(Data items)

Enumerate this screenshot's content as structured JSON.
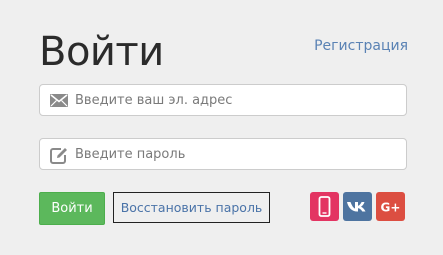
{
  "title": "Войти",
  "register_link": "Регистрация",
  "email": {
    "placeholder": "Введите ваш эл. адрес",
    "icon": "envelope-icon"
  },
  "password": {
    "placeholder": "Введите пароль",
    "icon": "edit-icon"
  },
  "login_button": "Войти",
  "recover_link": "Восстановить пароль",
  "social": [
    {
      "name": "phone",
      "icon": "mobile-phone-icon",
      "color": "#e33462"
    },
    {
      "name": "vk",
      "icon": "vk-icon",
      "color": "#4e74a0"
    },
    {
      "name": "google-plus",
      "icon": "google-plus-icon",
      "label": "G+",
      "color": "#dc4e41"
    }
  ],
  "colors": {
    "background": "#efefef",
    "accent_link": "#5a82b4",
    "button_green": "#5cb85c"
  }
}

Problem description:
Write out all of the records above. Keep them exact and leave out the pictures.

Task solution:
Enumerate this screenshot's content as structured JSON.
{
  "title": "Войти",
  "register_link": "Регистрация",
  "email": {
    "placeholder": "Введите ваш эл. адрес",
    "icon": "envelope-icon"
  },
  "password": {
    "placeholder": "Введите пароль",
    "icon": "edit-icon"
  },
  "login_button": "Войти",
  "recover_link": "Восстановить пароль",
  "social": [
    {
      "name": "phone",
      "icon": "mobile-phone-icon",
      "color": "#e33462"
    },
    {
      "name": "vk",
      "icon": "vk-icon",
      "color": "#4e74a0"
    },
    {
      "name": "google-plus",
      "icon": "google-plus-icon",
      "label": "G+",
      "color": "#dc4e41"
    }
  ],
  "colors": {
    "background": "#efefef",
    "accent_link": "#5a82b4",
    "button_green": "#5cb85c"
  }
}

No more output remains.